             Our conclusion that oysters in their beds are personal property is consistent with RCW 84.04.090, which includes "all substances in and under" the land in its definition of real property for purposes of ad valorem taxation.  The natural inclination of the oyster is to make its home "upon"  [[Orig. Op. Page 5]] the ground or bed, not "in" or "under" it.2/   Further, in view of the fact that the oyster is an animal, its inclusion within any definition of the word "substance" is in defiance of the general understanding of that term as it is used here.

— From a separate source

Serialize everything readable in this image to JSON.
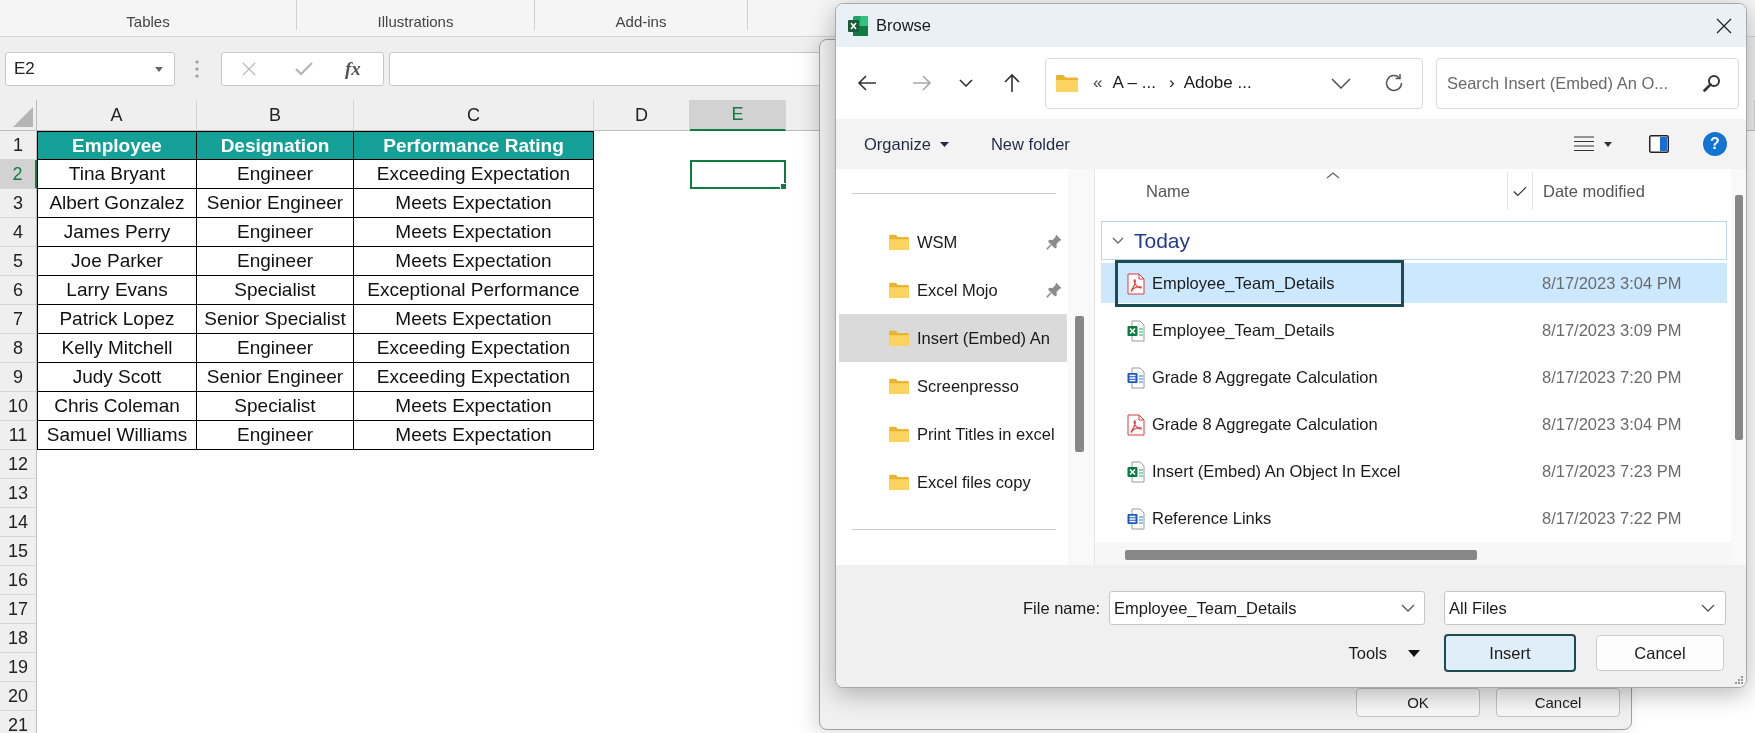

            "It would require an unrestrained excursion in mental gymnastics to arrive at the conclusion that a crop of oysters (animals) constitute a part of the realty in any situation.  Unlike shrubs and other plants which under certain circumstances have been held to be a part of the realty, oysters are not in any way rooted to the soil and indeed obtain their sustenance from the water surrounding them and not from the land."  Coos Bay Oyster Cooperative v. State, 219 Ore. 588, [[219 Or. 588 or 219 Oreg. 588]]348 P.2d 39 (1957).    In view of the facts, therefore, that the statutory definition of personal property, for tax purposes, incorporates property legally determined to be personalty, and that the statutory definition of real property does not clearly include oysters as within its scope, we are of the opinion that oysters in their beds are personal property for the purposes of ad valorem taxation.3/

             We trust the foregoing will be of assistance to you.

Very truly yours,

Attorney General

Assistant Attorney General

                                                         ***   FOOTNOTES   ***

1/The specific question of taxation of oysters as personal property has, to our knowledge, been litigated only once, and that with inconclusive results.  Murray v. Skinner, 1 Wood, Tithe Causes [[Tithe Cases]], 541 (1913).

2/In fact, with a new method of growing oysters, consisting of hanging them from rafts, oysters are being grown in a manner that is not "upon" any ground or bed at all.  See Layton "All of Puget Sound for the Oysters?"  Daily Olympian, August 25, 1967, page 1, column 6.

3/Lest the mistaken impression arise that the general maxim, Quicquid plantatur solo, solo credit, is being ignored here, we should point out that the verbplantatur is passive, rendering the maxim inapplicable to oysters, which accomplish this fixation themselves.  If the maxim were to read,Quicquid se plantat solo, solo cedit, it could conceivably be applicable to oysters.